_ACTIVITY_: Copy every record exactly, leaving the pictures out.
** RECORD EXCERPTS follows **
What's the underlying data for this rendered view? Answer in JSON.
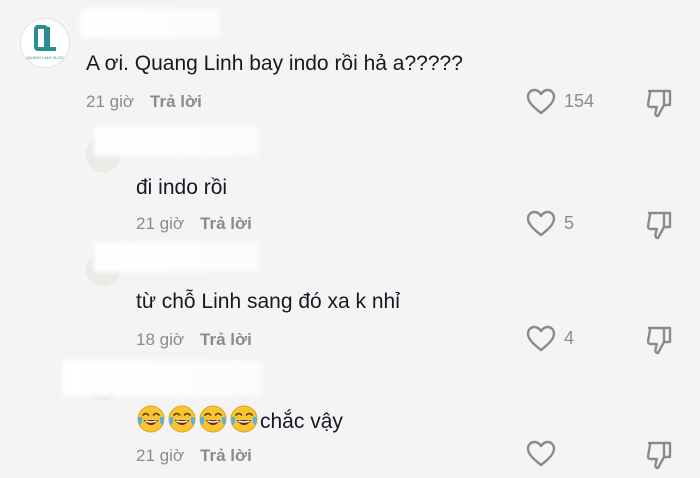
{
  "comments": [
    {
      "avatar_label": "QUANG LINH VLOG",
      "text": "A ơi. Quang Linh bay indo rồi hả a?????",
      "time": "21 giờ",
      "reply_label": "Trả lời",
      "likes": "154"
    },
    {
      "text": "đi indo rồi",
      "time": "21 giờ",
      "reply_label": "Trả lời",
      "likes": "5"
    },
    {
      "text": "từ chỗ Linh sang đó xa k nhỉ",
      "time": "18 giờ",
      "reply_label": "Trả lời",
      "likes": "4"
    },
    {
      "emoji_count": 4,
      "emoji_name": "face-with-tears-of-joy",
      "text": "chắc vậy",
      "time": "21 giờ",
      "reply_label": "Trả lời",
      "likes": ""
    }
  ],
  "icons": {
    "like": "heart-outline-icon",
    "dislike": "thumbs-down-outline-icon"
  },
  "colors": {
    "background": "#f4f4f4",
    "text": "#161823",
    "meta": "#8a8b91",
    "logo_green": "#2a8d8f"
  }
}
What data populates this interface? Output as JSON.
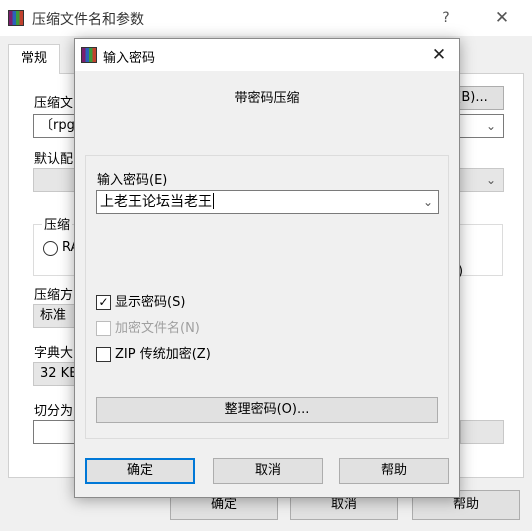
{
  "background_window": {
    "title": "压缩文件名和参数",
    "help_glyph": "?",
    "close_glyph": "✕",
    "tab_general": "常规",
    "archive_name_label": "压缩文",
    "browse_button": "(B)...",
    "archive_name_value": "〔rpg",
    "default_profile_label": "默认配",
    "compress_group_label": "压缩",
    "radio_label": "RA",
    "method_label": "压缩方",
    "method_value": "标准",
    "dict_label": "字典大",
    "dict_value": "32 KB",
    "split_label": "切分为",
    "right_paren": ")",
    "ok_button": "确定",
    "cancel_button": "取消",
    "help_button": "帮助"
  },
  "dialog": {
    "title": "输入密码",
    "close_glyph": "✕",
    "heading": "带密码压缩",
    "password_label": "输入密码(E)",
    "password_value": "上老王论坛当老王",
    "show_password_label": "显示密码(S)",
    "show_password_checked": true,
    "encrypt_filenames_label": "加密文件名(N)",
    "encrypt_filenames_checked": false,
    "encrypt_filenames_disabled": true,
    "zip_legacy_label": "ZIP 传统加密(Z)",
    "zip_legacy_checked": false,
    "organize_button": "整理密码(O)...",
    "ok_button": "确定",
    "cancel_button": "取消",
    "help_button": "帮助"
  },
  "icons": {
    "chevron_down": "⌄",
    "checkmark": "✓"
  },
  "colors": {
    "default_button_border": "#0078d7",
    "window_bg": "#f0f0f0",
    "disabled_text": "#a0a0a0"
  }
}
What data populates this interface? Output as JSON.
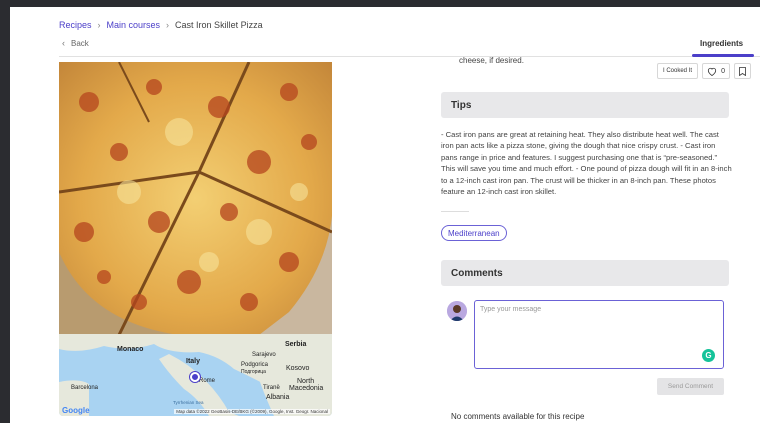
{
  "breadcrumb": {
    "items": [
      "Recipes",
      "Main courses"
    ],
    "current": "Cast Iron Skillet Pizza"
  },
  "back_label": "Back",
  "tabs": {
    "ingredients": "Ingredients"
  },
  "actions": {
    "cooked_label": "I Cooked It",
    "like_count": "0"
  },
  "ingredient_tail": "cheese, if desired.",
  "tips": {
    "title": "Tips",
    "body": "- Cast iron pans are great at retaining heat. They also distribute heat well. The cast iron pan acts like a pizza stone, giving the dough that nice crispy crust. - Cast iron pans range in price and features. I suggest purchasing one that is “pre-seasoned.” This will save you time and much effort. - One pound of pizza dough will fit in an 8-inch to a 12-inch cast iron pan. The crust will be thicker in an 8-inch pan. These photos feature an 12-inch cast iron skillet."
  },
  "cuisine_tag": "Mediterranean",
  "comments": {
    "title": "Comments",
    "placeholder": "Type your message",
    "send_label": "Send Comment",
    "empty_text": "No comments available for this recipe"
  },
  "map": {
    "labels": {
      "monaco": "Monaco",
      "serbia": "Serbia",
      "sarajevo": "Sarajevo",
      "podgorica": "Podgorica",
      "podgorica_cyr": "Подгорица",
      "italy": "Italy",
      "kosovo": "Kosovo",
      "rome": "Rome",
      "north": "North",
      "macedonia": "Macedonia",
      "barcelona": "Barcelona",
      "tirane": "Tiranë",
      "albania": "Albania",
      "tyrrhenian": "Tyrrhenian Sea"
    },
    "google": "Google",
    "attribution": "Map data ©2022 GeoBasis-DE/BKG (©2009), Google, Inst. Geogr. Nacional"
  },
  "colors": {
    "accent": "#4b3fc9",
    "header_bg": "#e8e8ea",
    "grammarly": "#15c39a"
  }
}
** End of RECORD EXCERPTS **
_ANSWER TO THE EXERCISE_:
What's the underlying data for this rendered view? Answer in JSON.
{
  "comments": [
    {
      "avatar_label": "QUANG LINH VLOG",
      "text": "A ơi. Quang Linh bay indo rồi hả a?????",
      "time": "21 giờ",
      "reply_label": "Trả lời",
      "likes": "154"
    },
    {
      "text": "đi indo rồi",
      "time": "21 giờ",
      "reply_label": "Trả lời",
      "likes": "5"
    },
    {
      "text": "từ chỗ Linh sang đó xa k nhỉ",
      "time": "18 giờ",
      "reply_label": "Trả lời",
      "likes": "4"
    },
    {
      "emoji_count": 4,
      "emoji_name": "face-with-tears-of-joy",
      "text": "chắc vậy",
      "time": "21 giờ",
      "reply_label": "Trả lời",
      "likes": ""
    }
  ],
  "icons": {
    "like": "heart-outline-icon",
    "dislike": "thumbs-down-outline-icon"
  },
  "colors": {
    "background": "#f4f4f4",
    "text": "#161823",
    "meta": "#8a8b91",
    "logo_green": "#2a8d8f"
  }
}
What data populates this interface? Output as JSON.
{
  "background_window": {
    "title": "压缩文件名和参数",
    "help_glyph": "?",
    "close_glyph": "✕",
    "tab_general": "常规",
    "archive_name_label": "压缩文",
    "browse_button": "(B)...",
    "archive_name_value": "〔rpg",
    "default_profile_label": "默认配",
    "compress_group_label": "压缩",
    "radio_label": "RA",
    "method_label": "压缩方",
    "method_value": "标准",
    "dict_label": "字典大",
    "dict_value": "32 KB",
    "split_label": "切分为",
    "right_paren": ")",
    "ok_button": "确定",
    "cancel_button": "取消",
    "help_button": "帮助"
  },
  "dialog": {
    "title": "输入密码",
    "close_glyph": "✕",
    "heading": "带密码压缩",
    "password_label": "输入密码(E)",
    "password_value": "上老王论坛当老王",
    "show_password_label": "显示密码(S)",
    "show_password_checked": true,
    "encrypt_filenames_label": "加密文件名(N)",
    "encrypt_filenames_checked": false,
    "encrypt_filenames_disabled": true,
    "zip_legacy_label": "ZIP 传统加密(Z)",
    "zip_legacy_checked": false,
    "organize_button": "整理密码(O)...",
    "ok_button": "确定",
    "cancel_button": "取消",
    "help_button": "帮助"
  },
  "icons": {
    "chevron_down": "⌄",
    "checkmark": "✓"
  },
  "colors": {
    "default_button_border": "#0078d7",
    "window_bg": "#f0f0f0",
    "disabled_text": "#a0a0a0"
  }
}
What data populates this interface? Output as JSON.
{
  "breadcrumb": {
    "items": [
      "Recipes",
      "Main courses"
    ],
    "current": "Cast Iron Skillet Pizza"
  },
  "back_label": "Back",
  "tabs": {
    "ingredients": "Ingredients"
  },
  "actions": {
    "cooked_label": "I Cooked It",
    "like_count": "0"
  },
  "ingredient_tail": "cheese, if desired.",
  "tips": {
    "title": "Tips",
    "body": "- Cast iron pans are great at retaining heat. They also distribute heat well. The cast iron pan acts like a pizza stone, giving the dough that nice crispy crust. - Cast iron pans range in price and features. I suggest purchasing one that is “pre-seasoned.” This will save you time and much effort. - One pound of pizza dough will fit in an 8-inch to a 12-inch cast iron pan. The crust will be thicker in an 8-inch pan. These photos feature an 12-inch cast iron skillet."
  },
  "cuisine_tag": "Mediterranean",
  "comments": {
    "title": "Comments",
    "placeholder": "Type your message",
    "send_label": "Send Comment",
    "empty_text": "No comments available for this recipe"
  },
  "map": {
    "labels": {
      "monaco": "Monaco",
      "serbia": "Serbia",
      "sarajevo": "Sarajevo",
      "podgorica": "Podgorica",
      "podgorica_cyr": "Подгорица",
      "italy": "Italy",
      "kosovo": "Kosovo",
      "rome": "Rome",
      "north": "North",
      "macedonia": "Macedonia",
      "barcelona": "Barcelona",
      "tirane": "Tiranë",
      "albania": "Albania",
      "tyrrhenian": "Tyrrhenian Sea"
    },
    "google": "Google",
    "attribution": "Map data ©2022 GeoBasis-DE/BKG (©2009), Google, Inst. Geogr. Nacional"
  },
  "colors": {
    "accent": "#4b3fc9",
    "header_bg": "#e8e8ea",
    "grammarly": "#15c39a"
  }
}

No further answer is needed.